And thus we see the Circle of Life for Critical Race Theory: developed and studied with harmless and genuine intent by certain intellectuals, it winds up as a way for certain white people to show us all how much better they are than other, profoundly unenlightened, white people. It’s not the first academic discipline to be misused like this, or even the twentieth; the atomic bomb is a byproduct of atomic-power research, and Viagra was supposed to be some kind of heart medicine, I think.
Therefore, our commenter is precisely correct when he asserts that I have chosen to engage with the “dumbed-down” or weaponized variants of CRT rather than with the pure source of said theory, and there is a reason for that, namely: I have no beef with this, or almost any other, academic discipline. My problem is how it is used in practice to create this narrative of evil “whiteness”. That narrative is destructive, divisive, hateful, and occasionally outright evil. And while CRT is perhaps not directly responsible for the kind of vicious anti-flyover rant that opens this column, it is frequently used to provide legitimacy, shelter, and strength to the mindset that produces those rants.
In a way, the second comment considered today reminds me of all the kind-hearted young academics who say that “real socialism has never been tried”. Well, there’s a reason for that. Real socialism has never been tried because, like certain metals, it bursts into violent flame the minute it is exposed to open air. You start with the reasonable idea that “maybe it shouldn’t be legal to have a company town where you pay in company scrip” and almost immediately you’re killing everyone who wears glasses. Similarly, the pure academic discussions of Critical Race Theory are simply too useful in their perverted form to ever have a chance of remaining pure. Admit it — didn’t you get a bit sleepy-eyed when I was talking about “whiteness”? Sure you did. But nobody gets sleepy when the topic at hand is “Kill Whitey”, particularly when you get to determine exactly who Whitey is, and who he is not.
Therefore, Your Honor, I plead Not Guilty to the charge of Straw-Mannin’, because the Straw Man in this case is actually a Stay-Puf Marshmallow Man devastating the American landscape. I readily admit that I do not, and have not, and likely will not, engage in any way with the pure form of CRT as it is taught by and for the best and brightest. I hope that this does not exclude me from your reading list now, or in the future. From Flyover Country, where the sisters are hot and the necks are red, this is your humble ZX-14R-riding, flannel-shirt-wearing*, gun-totin**, McDonald’s-eatin’***, author, signing off.
* okay, it’s a Tattersall, and it was custom-made by Budd
** well, I’m really just totin’ an airsoft gun, the Krytac Vector, with MOSFET motor control and a microswitch trigger, shooting luminescent tracer BBs through an Acetech faux silencer. No actual guns toted, expressed, or implied here at Riverside Green; like Tori Amos, I believe in peace.
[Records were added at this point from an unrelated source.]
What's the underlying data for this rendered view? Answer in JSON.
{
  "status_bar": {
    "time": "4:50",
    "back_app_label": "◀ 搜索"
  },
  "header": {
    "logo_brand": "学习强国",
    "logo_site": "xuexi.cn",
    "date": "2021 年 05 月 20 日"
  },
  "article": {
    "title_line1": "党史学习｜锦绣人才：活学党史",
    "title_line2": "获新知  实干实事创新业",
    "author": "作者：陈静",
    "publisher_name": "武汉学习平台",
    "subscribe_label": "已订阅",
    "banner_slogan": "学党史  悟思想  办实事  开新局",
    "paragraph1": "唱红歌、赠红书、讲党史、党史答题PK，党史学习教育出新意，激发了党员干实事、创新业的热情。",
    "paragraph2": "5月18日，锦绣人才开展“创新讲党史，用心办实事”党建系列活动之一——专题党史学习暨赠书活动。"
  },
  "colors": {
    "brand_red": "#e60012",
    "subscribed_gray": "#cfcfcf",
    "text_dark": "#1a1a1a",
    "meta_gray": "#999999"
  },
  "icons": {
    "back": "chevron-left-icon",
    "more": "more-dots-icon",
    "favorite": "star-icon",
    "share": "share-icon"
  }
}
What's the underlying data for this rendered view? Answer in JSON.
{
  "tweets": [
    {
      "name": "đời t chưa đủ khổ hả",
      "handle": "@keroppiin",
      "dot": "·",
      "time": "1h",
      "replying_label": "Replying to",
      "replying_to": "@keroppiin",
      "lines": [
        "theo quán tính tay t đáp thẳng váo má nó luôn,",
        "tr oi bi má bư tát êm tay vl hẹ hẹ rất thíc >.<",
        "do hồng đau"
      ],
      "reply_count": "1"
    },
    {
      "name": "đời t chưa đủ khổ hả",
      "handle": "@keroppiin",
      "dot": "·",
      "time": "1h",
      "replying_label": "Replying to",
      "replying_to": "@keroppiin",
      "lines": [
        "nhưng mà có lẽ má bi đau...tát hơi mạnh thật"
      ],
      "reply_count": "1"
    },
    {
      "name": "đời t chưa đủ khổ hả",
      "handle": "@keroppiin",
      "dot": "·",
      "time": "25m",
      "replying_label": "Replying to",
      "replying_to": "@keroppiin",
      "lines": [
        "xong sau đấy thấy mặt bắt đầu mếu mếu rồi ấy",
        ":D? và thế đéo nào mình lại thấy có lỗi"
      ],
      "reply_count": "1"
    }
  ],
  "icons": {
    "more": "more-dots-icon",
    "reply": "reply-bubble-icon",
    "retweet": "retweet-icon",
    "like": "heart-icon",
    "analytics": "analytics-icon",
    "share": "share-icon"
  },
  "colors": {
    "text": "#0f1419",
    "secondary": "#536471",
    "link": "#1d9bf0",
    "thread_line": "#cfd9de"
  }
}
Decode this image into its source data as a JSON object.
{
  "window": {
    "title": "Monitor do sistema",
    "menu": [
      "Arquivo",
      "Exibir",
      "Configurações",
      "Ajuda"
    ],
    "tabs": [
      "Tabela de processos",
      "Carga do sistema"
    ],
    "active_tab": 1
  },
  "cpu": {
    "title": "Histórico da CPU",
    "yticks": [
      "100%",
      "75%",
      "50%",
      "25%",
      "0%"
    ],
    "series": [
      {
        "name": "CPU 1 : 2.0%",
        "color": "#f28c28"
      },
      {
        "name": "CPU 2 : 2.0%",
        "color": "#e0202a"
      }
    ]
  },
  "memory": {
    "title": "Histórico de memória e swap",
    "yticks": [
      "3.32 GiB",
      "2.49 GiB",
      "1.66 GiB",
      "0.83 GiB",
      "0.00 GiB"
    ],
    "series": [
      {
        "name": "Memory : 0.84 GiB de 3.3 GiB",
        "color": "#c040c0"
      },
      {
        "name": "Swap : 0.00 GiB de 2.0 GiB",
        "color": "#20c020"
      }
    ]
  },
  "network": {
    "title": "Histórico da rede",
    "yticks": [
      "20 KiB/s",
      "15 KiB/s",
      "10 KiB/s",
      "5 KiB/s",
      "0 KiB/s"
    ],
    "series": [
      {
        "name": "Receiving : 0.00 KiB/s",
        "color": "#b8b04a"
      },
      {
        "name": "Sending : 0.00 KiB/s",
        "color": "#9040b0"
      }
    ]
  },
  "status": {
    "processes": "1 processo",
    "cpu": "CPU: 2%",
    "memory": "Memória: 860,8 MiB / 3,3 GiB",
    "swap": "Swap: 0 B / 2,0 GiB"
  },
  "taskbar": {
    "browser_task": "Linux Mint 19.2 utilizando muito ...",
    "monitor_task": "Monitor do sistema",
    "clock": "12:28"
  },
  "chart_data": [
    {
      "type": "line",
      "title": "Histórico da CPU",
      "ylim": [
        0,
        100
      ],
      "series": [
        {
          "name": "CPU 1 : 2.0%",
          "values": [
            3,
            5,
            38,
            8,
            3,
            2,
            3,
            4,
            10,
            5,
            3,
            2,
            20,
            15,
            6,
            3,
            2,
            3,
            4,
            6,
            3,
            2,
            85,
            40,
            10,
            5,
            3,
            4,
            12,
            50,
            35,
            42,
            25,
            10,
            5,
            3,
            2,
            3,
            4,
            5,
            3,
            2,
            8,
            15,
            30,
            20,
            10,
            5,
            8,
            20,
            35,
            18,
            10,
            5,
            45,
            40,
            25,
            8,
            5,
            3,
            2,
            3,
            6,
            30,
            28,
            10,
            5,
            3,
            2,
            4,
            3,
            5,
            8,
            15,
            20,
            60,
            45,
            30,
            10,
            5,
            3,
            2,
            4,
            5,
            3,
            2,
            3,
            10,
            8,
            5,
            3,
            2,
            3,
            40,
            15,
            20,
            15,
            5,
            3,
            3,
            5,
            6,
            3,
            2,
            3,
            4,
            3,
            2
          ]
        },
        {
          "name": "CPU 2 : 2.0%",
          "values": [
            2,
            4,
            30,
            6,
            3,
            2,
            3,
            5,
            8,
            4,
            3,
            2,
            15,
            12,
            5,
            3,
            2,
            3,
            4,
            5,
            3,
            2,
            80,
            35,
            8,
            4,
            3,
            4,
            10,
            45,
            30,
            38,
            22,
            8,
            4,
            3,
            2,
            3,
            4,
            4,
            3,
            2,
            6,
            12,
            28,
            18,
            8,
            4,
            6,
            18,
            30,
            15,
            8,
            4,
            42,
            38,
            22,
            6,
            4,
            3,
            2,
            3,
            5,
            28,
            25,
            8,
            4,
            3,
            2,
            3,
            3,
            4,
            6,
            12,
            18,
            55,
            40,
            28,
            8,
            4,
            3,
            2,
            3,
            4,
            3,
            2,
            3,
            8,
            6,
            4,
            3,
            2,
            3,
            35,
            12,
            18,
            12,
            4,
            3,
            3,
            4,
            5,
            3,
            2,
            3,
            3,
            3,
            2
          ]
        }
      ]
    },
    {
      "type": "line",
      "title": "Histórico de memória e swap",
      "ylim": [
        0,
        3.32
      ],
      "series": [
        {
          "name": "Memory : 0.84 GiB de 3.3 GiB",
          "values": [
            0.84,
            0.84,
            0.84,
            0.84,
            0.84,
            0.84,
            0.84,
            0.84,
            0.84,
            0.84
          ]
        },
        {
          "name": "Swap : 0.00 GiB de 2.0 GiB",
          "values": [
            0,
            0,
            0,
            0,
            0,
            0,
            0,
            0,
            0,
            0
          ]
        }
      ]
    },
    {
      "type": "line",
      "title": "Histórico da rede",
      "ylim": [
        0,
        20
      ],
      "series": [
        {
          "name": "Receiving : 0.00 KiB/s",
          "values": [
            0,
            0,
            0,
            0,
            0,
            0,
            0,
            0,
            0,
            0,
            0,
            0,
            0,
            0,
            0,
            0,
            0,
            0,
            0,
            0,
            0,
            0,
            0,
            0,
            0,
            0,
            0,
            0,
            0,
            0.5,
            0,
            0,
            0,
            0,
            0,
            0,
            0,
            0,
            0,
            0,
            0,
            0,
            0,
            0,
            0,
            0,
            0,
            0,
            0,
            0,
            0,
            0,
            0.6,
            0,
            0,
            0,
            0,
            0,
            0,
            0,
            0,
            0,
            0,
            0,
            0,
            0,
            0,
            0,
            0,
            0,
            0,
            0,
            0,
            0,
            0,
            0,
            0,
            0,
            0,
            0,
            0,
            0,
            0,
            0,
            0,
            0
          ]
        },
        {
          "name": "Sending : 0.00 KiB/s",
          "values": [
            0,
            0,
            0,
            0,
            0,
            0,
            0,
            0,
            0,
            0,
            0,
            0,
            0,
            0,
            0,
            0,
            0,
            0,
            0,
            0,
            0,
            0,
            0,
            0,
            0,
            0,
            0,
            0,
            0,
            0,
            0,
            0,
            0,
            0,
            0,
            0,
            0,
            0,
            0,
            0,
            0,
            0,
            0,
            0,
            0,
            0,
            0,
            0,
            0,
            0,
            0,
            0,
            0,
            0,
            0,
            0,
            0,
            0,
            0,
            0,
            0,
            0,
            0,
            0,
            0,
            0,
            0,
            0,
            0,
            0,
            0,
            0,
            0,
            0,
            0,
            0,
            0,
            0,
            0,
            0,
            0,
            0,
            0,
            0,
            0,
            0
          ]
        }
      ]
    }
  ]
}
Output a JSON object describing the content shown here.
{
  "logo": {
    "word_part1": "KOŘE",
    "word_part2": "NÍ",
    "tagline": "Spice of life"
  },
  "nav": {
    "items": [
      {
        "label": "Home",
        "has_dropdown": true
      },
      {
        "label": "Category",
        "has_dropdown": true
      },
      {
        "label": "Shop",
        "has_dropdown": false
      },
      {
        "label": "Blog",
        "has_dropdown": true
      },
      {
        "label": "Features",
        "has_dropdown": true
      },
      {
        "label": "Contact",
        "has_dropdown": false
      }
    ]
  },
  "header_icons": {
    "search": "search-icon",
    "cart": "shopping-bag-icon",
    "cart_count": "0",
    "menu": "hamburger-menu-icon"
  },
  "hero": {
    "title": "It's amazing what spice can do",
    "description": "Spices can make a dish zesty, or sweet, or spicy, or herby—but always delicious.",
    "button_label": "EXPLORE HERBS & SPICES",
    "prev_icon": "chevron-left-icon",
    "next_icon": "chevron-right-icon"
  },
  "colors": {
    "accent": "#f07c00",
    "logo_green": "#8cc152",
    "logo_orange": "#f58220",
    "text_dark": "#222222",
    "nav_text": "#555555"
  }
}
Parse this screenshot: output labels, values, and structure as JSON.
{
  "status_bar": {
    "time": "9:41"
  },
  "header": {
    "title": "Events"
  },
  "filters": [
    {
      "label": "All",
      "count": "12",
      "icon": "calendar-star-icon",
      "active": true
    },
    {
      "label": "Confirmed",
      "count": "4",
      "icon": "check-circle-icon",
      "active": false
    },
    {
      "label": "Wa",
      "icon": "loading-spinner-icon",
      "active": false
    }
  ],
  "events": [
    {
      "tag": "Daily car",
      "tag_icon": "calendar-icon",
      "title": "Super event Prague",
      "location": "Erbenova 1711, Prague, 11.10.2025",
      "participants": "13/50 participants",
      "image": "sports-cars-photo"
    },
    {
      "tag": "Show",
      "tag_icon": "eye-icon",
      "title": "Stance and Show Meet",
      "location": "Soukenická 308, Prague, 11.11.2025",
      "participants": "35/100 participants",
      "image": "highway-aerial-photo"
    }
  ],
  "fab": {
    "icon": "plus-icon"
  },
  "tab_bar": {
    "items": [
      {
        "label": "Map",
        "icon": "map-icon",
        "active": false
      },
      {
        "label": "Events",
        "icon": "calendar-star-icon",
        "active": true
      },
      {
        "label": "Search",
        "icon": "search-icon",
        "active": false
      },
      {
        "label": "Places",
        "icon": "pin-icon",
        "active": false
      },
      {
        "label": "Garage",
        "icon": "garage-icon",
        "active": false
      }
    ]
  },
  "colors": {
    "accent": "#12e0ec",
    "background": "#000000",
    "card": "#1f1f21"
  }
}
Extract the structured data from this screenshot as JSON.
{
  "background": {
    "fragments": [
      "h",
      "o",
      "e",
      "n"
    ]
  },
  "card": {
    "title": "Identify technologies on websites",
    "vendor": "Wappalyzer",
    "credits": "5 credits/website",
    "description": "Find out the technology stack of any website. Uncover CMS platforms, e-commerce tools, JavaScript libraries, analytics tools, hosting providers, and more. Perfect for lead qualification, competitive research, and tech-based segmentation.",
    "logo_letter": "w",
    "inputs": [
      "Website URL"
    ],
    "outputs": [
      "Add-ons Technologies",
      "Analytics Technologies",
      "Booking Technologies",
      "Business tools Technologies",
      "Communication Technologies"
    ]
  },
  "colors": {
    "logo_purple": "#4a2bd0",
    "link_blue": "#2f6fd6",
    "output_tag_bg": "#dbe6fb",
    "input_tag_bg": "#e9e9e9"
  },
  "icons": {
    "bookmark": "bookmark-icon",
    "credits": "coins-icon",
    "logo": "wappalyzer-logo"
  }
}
*** no real qualifications on this part, I eat McDonald’s all the time, it’s part of why my cholesterol count looks like a Hellcat horsepower figure